To any rational thinker in the United States, these bold Indian moves should be encouraged. What’s good for China’s goose should be, after all, good for the gander in the Indo-Pacific region. Yet the Biden administration ordered an aggressive freedom of navigation operation (FONOP) to be conducted not against its Chinese rivals in the region but against its would-be ally, India. 

New Delhi will be constantly looking over its geopolitical shoulder, wondering if the Americans are reliable as partners in the long run (we’re not, sadly).

With friends like these, right?

Without India in America’s corner in the Indo-Pacific region, the already daunting task of containing China’s rise will be made nearly impossible. Hectoring and embarrassing potential allies is counterproductive. 
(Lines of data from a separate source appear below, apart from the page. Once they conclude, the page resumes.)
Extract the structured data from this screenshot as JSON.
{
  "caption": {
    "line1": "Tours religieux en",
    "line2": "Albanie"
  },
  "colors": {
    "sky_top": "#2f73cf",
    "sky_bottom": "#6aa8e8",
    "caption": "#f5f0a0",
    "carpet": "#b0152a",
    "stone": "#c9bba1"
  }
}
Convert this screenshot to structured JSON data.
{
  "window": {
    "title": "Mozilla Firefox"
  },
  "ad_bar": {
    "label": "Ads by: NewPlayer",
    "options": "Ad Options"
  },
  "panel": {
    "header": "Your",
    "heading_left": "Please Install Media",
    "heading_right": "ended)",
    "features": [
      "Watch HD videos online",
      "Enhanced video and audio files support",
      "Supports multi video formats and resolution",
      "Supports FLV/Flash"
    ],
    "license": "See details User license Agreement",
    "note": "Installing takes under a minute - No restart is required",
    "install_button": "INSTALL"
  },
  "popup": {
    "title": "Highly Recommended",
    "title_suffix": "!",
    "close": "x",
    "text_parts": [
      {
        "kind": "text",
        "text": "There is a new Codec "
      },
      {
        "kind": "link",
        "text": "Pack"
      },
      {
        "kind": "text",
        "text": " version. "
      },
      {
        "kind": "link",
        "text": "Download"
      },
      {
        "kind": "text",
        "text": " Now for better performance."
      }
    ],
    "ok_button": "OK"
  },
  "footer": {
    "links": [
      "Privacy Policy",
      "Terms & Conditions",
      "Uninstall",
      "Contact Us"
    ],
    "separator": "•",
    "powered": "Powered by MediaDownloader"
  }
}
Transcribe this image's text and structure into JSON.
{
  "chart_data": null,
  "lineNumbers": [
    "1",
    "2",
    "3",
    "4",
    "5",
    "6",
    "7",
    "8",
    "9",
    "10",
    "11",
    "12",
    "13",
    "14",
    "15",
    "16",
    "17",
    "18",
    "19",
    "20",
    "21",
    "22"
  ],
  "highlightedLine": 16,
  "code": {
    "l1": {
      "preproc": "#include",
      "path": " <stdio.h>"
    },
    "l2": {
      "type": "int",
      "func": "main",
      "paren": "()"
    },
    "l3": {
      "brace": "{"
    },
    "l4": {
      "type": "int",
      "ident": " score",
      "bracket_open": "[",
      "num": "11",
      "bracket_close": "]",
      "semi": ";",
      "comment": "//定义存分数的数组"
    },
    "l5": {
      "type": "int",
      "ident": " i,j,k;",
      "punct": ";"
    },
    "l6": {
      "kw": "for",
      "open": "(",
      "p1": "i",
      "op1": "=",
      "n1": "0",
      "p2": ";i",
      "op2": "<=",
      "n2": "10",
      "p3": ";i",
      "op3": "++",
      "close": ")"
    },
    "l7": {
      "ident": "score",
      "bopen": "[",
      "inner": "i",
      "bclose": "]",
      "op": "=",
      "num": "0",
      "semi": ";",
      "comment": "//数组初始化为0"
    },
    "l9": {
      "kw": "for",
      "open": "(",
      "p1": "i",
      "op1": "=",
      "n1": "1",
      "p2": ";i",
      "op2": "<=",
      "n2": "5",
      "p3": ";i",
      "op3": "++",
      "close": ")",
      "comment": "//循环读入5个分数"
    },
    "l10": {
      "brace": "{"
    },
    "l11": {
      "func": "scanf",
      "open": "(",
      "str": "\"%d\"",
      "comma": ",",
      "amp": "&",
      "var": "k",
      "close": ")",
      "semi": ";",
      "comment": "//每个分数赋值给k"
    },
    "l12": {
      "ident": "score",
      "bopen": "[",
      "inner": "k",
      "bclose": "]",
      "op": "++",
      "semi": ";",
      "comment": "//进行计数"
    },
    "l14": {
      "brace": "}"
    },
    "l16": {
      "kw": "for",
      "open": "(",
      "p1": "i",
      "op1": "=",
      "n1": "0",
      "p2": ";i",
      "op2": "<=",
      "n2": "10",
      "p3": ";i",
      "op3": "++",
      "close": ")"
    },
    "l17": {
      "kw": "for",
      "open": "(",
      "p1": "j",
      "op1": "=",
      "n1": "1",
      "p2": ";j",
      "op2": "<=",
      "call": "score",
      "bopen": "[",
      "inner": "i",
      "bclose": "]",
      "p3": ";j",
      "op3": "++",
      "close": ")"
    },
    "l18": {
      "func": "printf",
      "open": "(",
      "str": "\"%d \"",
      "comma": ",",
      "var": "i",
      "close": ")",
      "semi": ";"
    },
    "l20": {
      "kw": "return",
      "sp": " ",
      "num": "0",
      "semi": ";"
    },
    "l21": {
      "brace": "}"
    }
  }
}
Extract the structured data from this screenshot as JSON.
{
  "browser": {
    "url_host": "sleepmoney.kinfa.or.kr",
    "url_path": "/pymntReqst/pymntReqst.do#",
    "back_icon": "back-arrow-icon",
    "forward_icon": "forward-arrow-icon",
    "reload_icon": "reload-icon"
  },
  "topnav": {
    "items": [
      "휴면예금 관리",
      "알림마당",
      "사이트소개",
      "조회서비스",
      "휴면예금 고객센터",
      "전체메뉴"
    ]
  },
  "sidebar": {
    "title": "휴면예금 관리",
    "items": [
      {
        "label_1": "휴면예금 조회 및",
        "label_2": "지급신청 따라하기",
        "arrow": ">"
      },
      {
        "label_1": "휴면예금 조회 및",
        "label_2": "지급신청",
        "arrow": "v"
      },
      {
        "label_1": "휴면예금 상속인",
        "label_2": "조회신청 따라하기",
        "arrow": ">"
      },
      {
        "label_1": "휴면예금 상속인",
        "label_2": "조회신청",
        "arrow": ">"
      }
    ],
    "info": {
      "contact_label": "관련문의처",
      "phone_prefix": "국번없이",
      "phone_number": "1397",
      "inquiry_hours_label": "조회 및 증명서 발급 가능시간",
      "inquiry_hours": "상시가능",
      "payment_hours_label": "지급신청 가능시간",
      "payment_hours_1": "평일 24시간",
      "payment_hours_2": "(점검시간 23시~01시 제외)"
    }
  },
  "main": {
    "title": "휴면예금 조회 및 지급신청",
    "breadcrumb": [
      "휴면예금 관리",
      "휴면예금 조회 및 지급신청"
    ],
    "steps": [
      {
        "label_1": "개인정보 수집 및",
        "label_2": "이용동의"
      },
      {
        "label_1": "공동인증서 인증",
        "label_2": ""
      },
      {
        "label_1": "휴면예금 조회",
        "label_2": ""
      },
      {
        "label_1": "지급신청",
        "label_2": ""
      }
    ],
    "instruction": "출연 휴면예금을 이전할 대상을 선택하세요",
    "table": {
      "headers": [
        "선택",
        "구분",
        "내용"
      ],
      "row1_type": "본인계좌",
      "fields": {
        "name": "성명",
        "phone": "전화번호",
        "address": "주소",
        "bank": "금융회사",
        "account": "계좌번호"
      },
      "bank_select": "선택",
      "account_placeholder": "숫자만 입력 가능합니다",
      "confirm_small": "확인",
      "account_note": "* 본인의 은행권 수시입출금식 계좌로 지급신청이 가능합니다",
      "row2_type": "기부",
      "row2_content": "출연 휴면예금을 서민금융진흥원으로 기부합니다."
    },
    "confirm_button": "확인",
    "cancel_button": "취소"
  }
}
Poking allies, though, has become a hallmark of the Biden administration. Former president Donald Trump’s insults were mostly superficial. Biden’s appear to be pointed – and lasting.

Biden throws Israel under the bus

A recorded conversation between Biden administration representative (and former secretary of state under Barack Obama) John Kerry shared classified intelligence about Israeli military operations in Syria that were being directed against Iranian assets there with Iran’s ambassador to the United Nations. 

This is all part of the ill-conceived Biden administration reset with Iran … which, as it turns out, involves Washington throwing its long-term allies in the Middle East, notably democratic Israel but also the Sunni Arab states, under the bus. The US-Israel intelligence-sharing alliance is a key advantage in America’s overall Global War on Terror. Kerry’s actions may have just undercut that relationship.

Trampling Turkey

The Biden administration has completely botched America’s already dying relationship with Turkey by declaring that the Turks did, in fact, commit the Armenian genocide during the First World War. By publicly recognizing what clearly was one of the gravest human-rights abuses of the 20th century, President Biden has put Turkey’s Islamist leader, President Recep Tayyip Erdogan, on the defensive. 

Turkey is a NATO ally. Losing Turkey, which is a real possibility after years of neglect and mismanagement by successive American administrations, would increase instability in the Middle East and Europe.

Further, alienating Turkey would empower Russia, China, and Iran – all three of which Turkey has been cozying up to over the last decade. While the Armenian genocide was grotesque, acknowledging it in such a public manner at this time was foolish on Biden’s part. 

As a Sunni Muslim state, Turkey could prove essential in helping to contain Shiite Iran in the Middle East. Turkey could also be used to balance against Russia’s rise. These prospects are now unlikely. What’s more likely is that Turkey will chart a separate course from NATO and the United States. In so doing, Ankara will help China, Russia, and Iran solidify a Eurasian alliance of anti-American autocrats while weakening the Western alliance. 

Biden’s shambolic actions have helped to empower the very same anti-American autocrats in Eurasia it seeks to contain. Today, America is defending its position atop the international system. Thus, as defender, Washington has to play the game right almost all of the time. America’s foes, however, only have to get things right one time.

Biden’s unforced errors are killing America in the grand geopolitical game of the 21st century. Let’s hope Biden can recover from his mistakes fast. 

Brandon J Weichert is a former US congressional staffer and a geopolitical analyst. On top of being a contributor at Asia Times, he is a contributing editor at American Greatness and The Washington Times. Weichert recently became a senior editor at 19FortyFive. He is the author of Winning Space: How America Remains a Superpower, The Shadow War: Iran’s Quest for Supremacy, and Biohacked: China’s Race to Control Life. He can be followed via Twitter @WeTheBrandon.